Investment in People, Facilities Pays Off
New products aren’t the only reason Lexus is poised for more growth in 2014. Steve Hearne, vice president of Lexus sales and dealer development, noted that over the last year Lexus dealers have invested more than $250 million to add almost 1 million square feet of operating space, increase service capacity by 60 percent and hire and train some 2,000 Delivery Specialists and 600 Technology Specialists.
Hearne said the latter played a key role in keeping Lexus atop the J.D. Power and Associate’s Sales Satisfaction Index and Customer Satisfaction Index. The brand did rank third in the Initial Quality Study, but even that was a victory of sorts.
“Ford introduced My Ford Touch and fell from 5th
,” said Bracken. “Cadillac introduced CUE and fell from 4th
. We introduced Lexus Enform with Apps Suite and yet were still the best luxury brand in the study after Porsche. The specialists did exactly what they were supposed to: help each of your customers understand all of our new and innovative technology.”
The Prosperity of Diversity
Kazuo Ohara, TMS president and chief executive officer, said Lexus’ prospects look even brighter the further you cast your gaze down the road. He cited demographic trends that suggest the U.S. population will grow by at least 100 million people by 2050 and that 93 percent of that growth will be from an increase in diverse cultures.
“Financial analysts project the buying power of these diverse cultures will reach $4.4 trillion in just two years,” said Bracken, picking up on the theme. “That’s why we’re accelerating our multicultural initiatives in strategic markets.”

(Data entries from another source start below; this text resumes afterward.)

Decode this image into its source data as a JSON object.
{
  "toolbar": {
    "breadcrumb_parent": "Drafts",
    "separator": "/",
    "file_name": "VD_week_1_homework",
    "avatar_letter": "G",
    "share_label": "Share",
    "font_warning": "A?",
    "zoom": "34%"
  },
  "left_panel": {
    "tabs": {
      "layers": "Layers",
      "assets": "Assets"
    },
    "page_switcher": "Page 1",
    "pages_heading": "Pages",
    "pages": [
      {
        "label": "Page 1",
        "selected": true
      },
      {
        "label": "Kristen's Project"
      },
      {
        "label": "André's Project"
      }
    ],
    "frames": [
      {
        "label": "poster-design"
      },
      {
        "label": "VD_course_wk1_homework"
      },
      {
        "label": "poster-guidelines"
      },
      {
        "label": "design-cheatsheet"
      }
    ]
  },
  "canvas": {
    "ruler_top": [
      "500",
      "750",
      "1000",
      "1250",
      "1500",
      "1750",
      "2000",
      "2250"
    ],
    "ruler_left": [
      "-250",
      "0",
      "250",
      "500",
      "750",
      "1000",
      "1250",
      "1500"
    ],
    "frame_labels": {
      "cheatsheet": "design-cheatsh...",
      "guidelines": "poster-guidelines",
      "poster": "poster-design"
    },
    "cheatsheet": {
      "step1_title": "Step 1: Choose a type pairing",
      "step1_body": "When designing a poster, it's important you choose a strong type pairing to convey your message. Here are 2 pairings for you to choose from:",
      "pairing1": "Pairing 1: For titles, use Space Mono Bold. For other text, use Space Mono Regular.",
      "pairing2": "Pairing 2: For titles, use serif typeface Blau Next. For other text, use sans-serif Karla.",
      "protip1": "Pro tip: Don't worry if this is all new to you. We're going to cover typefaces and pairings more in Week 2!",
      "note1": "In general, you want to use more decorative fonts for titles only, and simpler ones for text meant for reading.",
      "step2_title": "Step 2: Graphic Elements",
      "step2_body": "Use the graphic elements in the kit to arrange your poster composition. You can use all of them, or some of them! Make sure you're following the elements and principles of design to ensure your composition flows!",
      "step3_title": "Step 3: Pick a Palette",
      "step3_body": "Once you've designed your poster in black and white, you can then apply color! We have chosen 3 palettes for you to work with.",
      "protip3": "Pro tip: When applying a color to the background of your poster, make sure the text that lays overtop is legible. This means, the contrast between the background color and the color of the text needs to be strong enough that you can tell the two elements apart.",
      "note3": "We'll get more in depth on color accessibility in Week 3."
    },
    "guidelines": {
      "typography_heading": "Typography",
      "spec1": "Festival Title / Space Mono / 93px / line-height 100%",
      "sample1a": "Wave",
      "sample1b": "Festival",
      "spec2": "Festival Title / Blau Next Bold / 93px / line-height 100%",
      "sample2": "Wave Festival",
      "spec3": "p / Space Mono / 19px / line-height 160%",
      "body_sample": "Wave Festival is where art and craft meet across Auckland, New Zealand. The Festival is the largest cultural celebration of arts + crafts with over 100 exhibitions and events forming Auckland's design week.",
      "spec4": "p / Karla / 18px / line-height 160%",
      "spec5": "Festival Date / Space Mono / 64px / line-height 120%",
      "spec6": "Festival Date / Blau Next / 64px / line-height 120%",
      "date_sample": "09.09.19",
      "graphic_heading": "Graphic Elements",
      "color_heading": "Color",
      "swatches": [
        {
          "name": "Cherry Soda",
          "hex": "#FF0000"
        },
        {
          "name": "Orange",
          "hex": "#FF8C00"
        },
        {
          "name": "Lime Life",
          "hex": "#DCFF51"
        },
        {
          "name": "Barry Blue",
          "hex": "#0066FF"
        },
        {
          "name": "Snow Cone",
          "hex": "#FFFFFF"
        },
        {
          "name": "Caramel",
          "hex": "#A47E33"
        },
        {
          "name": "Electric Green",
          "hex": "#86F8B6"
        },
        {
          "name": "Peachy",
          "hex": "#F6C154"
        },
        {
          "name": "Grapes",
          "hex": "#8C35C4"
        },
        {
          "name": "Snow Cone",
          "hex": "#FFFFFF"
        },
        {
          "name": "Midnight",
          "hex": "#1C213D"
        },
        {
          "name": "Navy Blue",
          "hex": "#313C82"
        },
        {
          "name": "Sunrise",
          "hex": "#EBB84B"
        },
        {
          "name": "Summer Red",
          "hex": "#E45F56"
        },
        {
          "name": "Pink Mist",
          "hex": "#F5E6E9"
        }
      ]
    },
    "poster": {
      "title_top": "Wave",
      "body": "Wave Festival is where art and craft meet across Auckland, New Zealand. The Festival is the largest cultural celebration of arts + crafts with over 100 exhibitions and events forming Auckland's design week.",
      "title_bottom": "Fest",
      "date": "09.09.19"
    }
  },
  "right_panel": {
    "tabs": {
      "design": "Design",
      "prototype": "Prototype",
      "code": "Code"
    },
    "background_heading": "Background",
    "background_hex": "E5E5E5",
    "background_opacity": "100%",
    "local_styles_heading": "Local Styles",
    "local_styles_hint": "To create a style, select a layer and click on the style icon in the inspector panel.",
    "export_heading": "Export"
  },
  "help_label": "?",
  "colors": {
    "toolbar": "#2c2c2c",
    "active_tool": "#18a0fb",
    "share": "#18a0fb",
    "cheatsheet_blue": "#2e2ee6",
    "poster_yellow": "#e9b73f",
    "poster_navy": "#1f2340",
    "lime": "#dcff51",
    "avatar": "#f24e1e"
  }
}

Fearless Leader -- TMC President and Chief Executive Officer Akio Toyoda, known for test-driving vehicles in development, pledges to pump up the performance of Lexus.
But Toyoda made it clear that, when it’s all said and done, Lexus’ future will ultimately depend on the performance of its products.
“It’s not just a single element like horsepower,” he said. “It is how all the parts work together, from the suspension, to the acceleration, to the sound of the engine, to the tuning. So we will have horsepower for sure. But we will also look at performance as a whole to deliver a truly superb driving experience for our customers.”
“This is only the beginning,” he concluded. “Let’s take this brand of ours—this partnership of ours—to a whole new level. We can be everything that we want to be, everything that we should be. Let’s settle for nothing less. Because, ladies and gentlemen, we are
By Dan Miller